Accuracy vs. Precision:

In particle size analysis, the difference between accuracy and precision is essential. When measuring the same sample again, laser diffraction may yield incredibly consistent findings, which is why it is frequently complimented for its accuracy. However, accuracy is not always guaranteed by precision alone. Precision is the consistency of repeated measurements, whereas accuracy is the similarity of measured values to the real values.

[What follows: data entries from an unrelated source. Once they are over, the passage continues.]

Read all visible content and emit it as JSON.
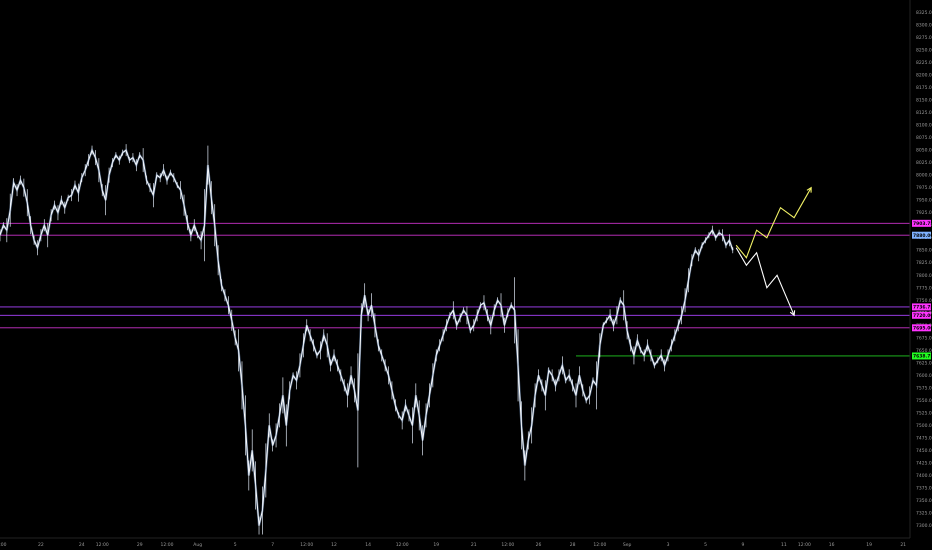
{
  "chart_data": {
    "type": "line",
    "title": "",
    "xlabel": "",
    "ylabel": "",
    "ylim": [
      7275,
      8350
    ],
    "grid": false,
    "x_ticks": [
      {
        "label": "12:00",
        "t": 0
      },
      {
        "label": "22",
        "t": 12
      },
      {
        "label": "24",
        "t": 24
      },
      {
        "label": "12:00",
        "t": 30
      },
      {
        "label": "29",
        "t": 41
      },
      {
        "label": "12:00",
        "t": 49
      },
      {
        "label": "Aug",
        "t": 58
      },
      {
        "label": "5",
        "t": 69
      },
      {
        "label": "7",
        "t": 80
      },
      {
        "label": "12:00",
        "t": 90
      },
      {
        "label": "12",
        "t": 98
      },
      {
        "label": "14",
        "t": 108
      },
      {
        "label": "12:00",
        "t": 118
      },
      {
        "label": "19",
        "t": 128
      },
      {
        "label": "21",
        "t": 139
      },
      {
        "label": "12:00",
        "t": 149
      },
      {
        "label": "26",
        "t": 158
      },
      {
        "label": "28",
        "t": 168
      },
      {
        "label": "12:00",
        "t": 176
      },
      {
        "label": "Sep",
        "t": 184
      },
      {
        "label": "3",
        "t": 196
      },
      {
        "label": "5",
        "t": 207
      },
      {
        "label": "9",
        "t": 218
      },
      {
        "label": "11",
        "t": 230
      },
      {
        "label": "12:00",
        "t": 236
      },
      {
        "label": "16",
        "t": 244
      },
      {
        "label": "19",
        "t": 255
      },
      {
        "label": "21",
        "t": 265
      }
    ],
    "y_ticks": [
      8325,
      8300,
      8275,
      8250,
      8225,
      8200,
      8175,
      8150,
      8125,
      8100,
      8075,
      8050,
      8025,
      8000,
      7975,
      7950,
      7925,
      7900,
      7875,
      7850,
      7825,
      7800,
      7775,
      7750,
      7725,
      7700,
      7675,
      7650,
      7625,
      7600,
      7575,
      7550,
      7525,
      7500,
      7475,
      7450,
      7425,
      7400,
      7375,
      7350,
      7325,
      7300
    ],
    "x_domain": [
      0,
      267
    ],
    "series": [
      {
        "color": "#ffffff",
        "accent": "#7fa6d9",
        "points": [
          [
            0,
            7880
          ],
          [
            1,
            7900
          ],
          [
            2,
            7890
          ],
          [
            3,
            7930
          ],
          [
            4,
            7985
          ],
          [
            5,
            7970
          ],
          [
            6,
            7990
          ],
          [
            7,
            7975
          ],
          [
            8,
            7945
          ],
          [
            9,
            7900
          ],
          [
            10,
            7870
          ],
          [
            11,
            7855
          ],
          [
            12,
            7880
          ],
          [
            13,
            7900
          ],
          [
            14,
            7880
          ],
          [
            15,
            7920
          ],
          [
            16,
            7940
          ],
          [
            17,
            7925
          ],
          [
            18,
            7950
          ],
          [
            19,
            7935
          ],
          [
            20,
            7955
          ],
          [
            21,
            7960
          ],
          [
            22,
            7980
          ],
          [
            23,
            7965
          ],
          [
            24,
            7995
          ],
          [
            25,
            8010
          ],
          [
            26,
            8030
          ],
          [
            27,
            8050
          ],
          [
            28,
            8035
          ],
          [
            29,
            8010
          ],
          [
            30,
            7970
          ],
          [
            31,
            7950
          ],
          [
            32,
            8000
          ],
          [
            33,
            8025
          ],
          [
            34,
            8040
          ],
          [
            35,
            8030
          ],
          [
            36,
            8045
          ],
          [
            37,
            8050
          ],
          [
            38,
            8030
          ],
          [
            39,
            8035
          ],
          [
            40,
            8020
          ],
          [
            41,
            8040
          ],
          [
            42,
            8030
          ],
          [
            43,
            7990
          ],
          [
            44,
            7975
          ],
          [
            45,
            7960
          ],
          [
            46,
            8000
          ],
          [
            47,
            7995
          ],
          [
            48,
            8010
          ],
          [
            49,
            7990
          ],
          [
            50,
            8005
          ],
          [
            51,
            7995
          ],
          [
            52,
            7980
          ],
          [
            53,
            7970
          ],
          [
            54,
            7940
          ],
          [
            55,
            7905
          ],
          [
            56,
            7880
          ],
          [
            57,
            7900
          ],
          [
            58,
            7880
          ],
          [
            59,
            7870
          ],
          [
            60,
            7900
          ],
          [
            61,
            8020
          ],
          [
            62,
            7955
          ],
          [
            63,
            7900
          ],
          [
            64,
            7830
          ],
          [
            65,
            7780
          ],
          [
            66,
            7760
          ],
          [
            67,
            7740
          ],
          [
            68,
            7710
          ],
          [
            69,
            7675
          ],
          [
            70,
            7650
          ],
          [
            71,
            7580
          ],
          [
            72,
            7500
          ],
          [
            73,
            7400
          ],
          [
            74,
            7450
          ],
          [
            75,
            7380
          ],
          [
            76,
            7300
          ],
          [
            77,
            7330
          ],
          [
            78,
            7410
          ],
          [
            79,
            7500
          ],
          [
            80,
            7460
          ],
          [
            81,
            7480
          ],
          [
            82,
            7520
          ],
          [
            83,
            7560
          ],
          [
            84,
            7500
          ],
          [
            85,
            7570
          ],
          [
            86,
            7600
          ],
          [
            87,
            7590
          ],
          [
            88,
            7620
          ],
          [
            89,
            7660
          ],
          [
            90,
            7700
          ],
          [
            91,
            7680
          ],
          [
            92,
            7660
          ],
          [
            93,
            7640
          ],
          [
            94,
            7650
          ],
          [
            95,
            7680
          ],
          [
            96,
            7660
          ],
          [
            97,
            7620
          ],
          [
            98,
            7640
          ],
          [
            99,
            7620
          ],
          [
            100,
            7600
          ],
          [
            101,
            7580
          ],
          [
            102,
            7560
          ],
          [
            103,
            7600
          ],
          [
            104,
            7570
          ],
          [
            105,
            7530
          ],
          [
            106,
            7720
          ],
          [
            107,
            7760
          ],
          [
            108,
            7720
          ],
          [
            109,
            7740
          ],
          [
            110,
            7700
          ],
          [
            111,
            7660
          ],
          [
            112,
            7640
          ],
          [
            113,
            7620
          ],
          [
            114,
            7600
          ],
          [
            115,
            7570
          ],
          [
            116,
            7540
          ],
          [
            117,
            7520
          ],
          [
            118,
            7510
          ],
          [
            119,
            7540
          ],
          [
            120,
            7520
          ],
          [
            121,
            7500
          ],
          [
            122,
            7560
          ],
          [
            123,
            7520
          ],
          [
            124,
            7470
          ],
          [
            125,
            7520
          ],
          [
            126,
            7560
          ],
          [
            127,
            7600
          ],
          [
            128,
            7640
          ],
          [
            129,
            7660
          ],
          [
            130,
            7680
          ],
          [
            131,
            7700
          ],
          [
            132,
            7720
          ],
          [
            133,
            7730
          ],
          [
            134,
            7700
          ],
          [
            135,
            7715
          ],
          [
            136,
            7730
          ],
          [
            137,
            7720
          ],
          [
            138,
            7690
          ],
          [
            139,
            7700
          ],
          [
            140,
            7720
          ],
          [
            141,
            7740
          ],
          [
            142,
            7745
          ],
          [
            143,
            7720
          ],
          [
            144,
            7700
          ],
          [
            145,
            7730
          ],
          [
            146,
            7750
          ],
          [
            147,
            7740
          ],
          [
            148,
            7700
          ],
          [
            149,
            7725
          ],
          [
            150,
            7740
          ],
          [
            151,
            7730
          ],
          [
            152,
            7620
          ],
          [
            153,
            7500
          ],
          [
            154,
            7420
          ],
          [
            155,
            7470
          ],
          [
            156,
            7500
          ],
          [
            157,
            7560
          ],
          [
            158,
            7600
          ],
          [
            159,
            7580
          ],
          [
            160,
            7560
          ],
          [
            161,
            7610
          ],
          [
            162,
            7600
          ],
          [
            163,
            7580
          ],
          [
            164,
            7600
          ],
          [
            165,
            7620
          ],
          [
            166,
            7590
          ],
          [
            167,
            7600
          ],
          [
            168,
            7580
          ],
          [
            169,
            7560
          ],
          [
            170,
            7600
          ],
          [
            171,
            7570
          ],
          [
            172,
            7550
          ],
          [
            173,
            7560
          ],
          [
            174,
            7590
          ],
          [
            175,
            7580
          ],
          [
            176,
            7660
          ],
          [
            177,
            7700
          ],
          [
            178,
            7710
          ],
          [
            179,
            7720
          ],
          [
            180,
            7700
          ],
          [
            181,
            7720
          ],
          [
            182,
            7750
          ],
          [
            183,
            7740
          ],
          [
            184,
            7690
          ],
          [
            185,
            7660
          ],
          [
            186,
            7640
          ],
          [
            187,
            7670
          ],
          [
            188,
            7650
          ],
          [
            189,
            7640
          ],
          [
            190,
            7660
          ],
          [
            191,
            7640
          ],
          [
            192,
            7620
          ],
          [
            193,
            7630
          ],
          [
            194,
            7640
          ],
          [
            195,
            7620
          ],
          [
            196,
            7640
          ],
          [
            197,
            7660
          ],
          [
            198,
            7680
          ],
          [
            199,
            7700
          ],
          [
            200,
            7720
          ],
          [
            201,
            7750
          ],
          [
            202,
            7790
          ],
          [
            203,
            7830
          ],
          [
            204,
            7850
          ],
          [
            205,
            7840
          ],
          [
            206,
            7860
          ],
          [
            207,
            7870
          ],
          [
            208,
            7880
          ],
          [
            209,
            7890
          ],
          [
            210,
            7875
          ],
          [
            211,
            7885
          ],
          [
            212,
            7880
          ],
          [
            213,
            7860
          ],
          [
            214,
            7870
          ],
          [
            215,
            7850
          ]
        ]
      }
    ],
    "horizontal_lines": [
      {
        "y": 7903.75,
        "color": "#cc33cc",
        "label": "7903.75",
        "badge": "#ff33ff"
      },
      {
        "y": 7880.0,
        "color": "#cc33cc",
        "label": "7880.00",
        "badge": "#7fb2ff"
      },
      {
        "y": 7736.75,
        "color": "#aa44ff",
        "label": "7736.75",
        "badge": "#ff33ff"
      },
      {
        "y": 7720.0,
        "color": "#aa44ff",
        "label": "7720.00",
        "badge": "#ff33ff"
      },
      {
        "y": 7695.0,
        "color": "#cc33cc",
        "label": "7695.00",
        "badge": "#ff33ff"
      },
      {
        "y": 7638.75,
        "color": "#22cc22",
        "label": "7638.75",
        "badge": "#22ff22",
        "x_start": 169
      }
    ],
    "projections": [
      {
        "color": "#f2f266",
        "points": [
          [
            216,
            7860
          ],
          [
            219,
            7835
          ],
          [
            222,
            7890
          ],
          [
            225,
            7875
          ],
          [
            229,
            7935
          ],
          [
            233,
            7915
          ],
          [
            238,
            7975
          ]
        ]
      },
      {
        "color": "#ffffff",
        "points": [
          [
            216,
            7855
          ],
          [
            219,
            7820
          ],
          [
            222,
            7845
          ],
          [
            225,
            7775
          ],
          [
            228,
            7800
          ],
          [
            233,
            7720
          ]
        ]
      }
    ]
  }
}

According to research, transparent spherical particles are the only kind of particle that laser diffraction devices tend to be accurate for. Laser diffraction measurements may differ greatly from the true particle sizes when used on irregularly shaped or opaque particles. Laser diffraction undercounts events produced by bigger dimensions in situations involving acicular particles, such as needles or rods, which causes an overestimation of the contribution of smaller dimensions and results in erroneous observations.

Challenges in Algorithm and Software:

Processing data from laser diffraction requires sophisticated proprietary numerical algorithms that change over time and between instrument manufacturers. These algorithms' lack of transparency makes them difficult to validate and rely on. It is challenging to maintain accuracy since users of laser diffraction equipment frequently have limited access to the inner workings of the program.

Additionally, the data produced by laser diffraction devices might be distorted and artifacts introduced depending on the method and software used. It is important but not always easy to choose the right method for a particular particle system, especially when working with non-spherical particles.

The Role of Refractive Indices:

For laser diffraction to yield trustworthy findings, both the sample and the solution must have precise refractive indices. Particle size measurements may be inaccurate as a result of variations in refractive index values. Refractive indices are supposedly only required to be exact to within 0.2 for findings to be trustworthy, but in practice, matching refractive indices may be a difficult task, especially for anisotropic particles.

Validation and Comparison with Other Techniques:

Validation studies are necessary to resolve the limits of laser diffraction. However, typical laser diffraction technique validation frequently emphasizes precision above accuracy. Comparison studies with other particle sizing methods, such as electron microscopy, time-of-flight, or time-of-transition methods, are required to confirm the accuracy of particle size analysis.


In conclusion, laser diffraction has drawbacks and difficulties, especially in pharmaceutical applications, despite its speed, repeatability, and convenience of use. For non-spherical particles, it's possible that the laser diffraction assumptions won't hold, which will result in incorrect readings. Validation and dependability are further complicated by the usage of proprietary software and methods.

It's important to distinguish between accuracy and precision since laser diffraction equipment has only been demonstrated to be accurate for a limited range of particle sizes and shapes. Refractive index matching is a difficult operation that needs to be well thought out. It is critical to carry out validation studies that go beyond accuracy and incorporate comparisons with other particle sizing techniques to guarantee accurate particle size analysis in pharmaceutical applications. The pharmaceutical sector will benefit from improved particle size procedures as a result of addressing these problems.

Sandeep Kulkarni

Sandeep Kulkarni, Founder & CEO

Sandeep Kulkarni is the founder & CEO of ImageProVision Technology. With over 3 decades of experience behind him, he is your 'go-to' man in the image analysis sector.

Sandeep Kulkarni is the founder & CEO of ImageProVision Technology. With over 3 decades of experience behind him, he is your 'go-to' man in the image analysis sector.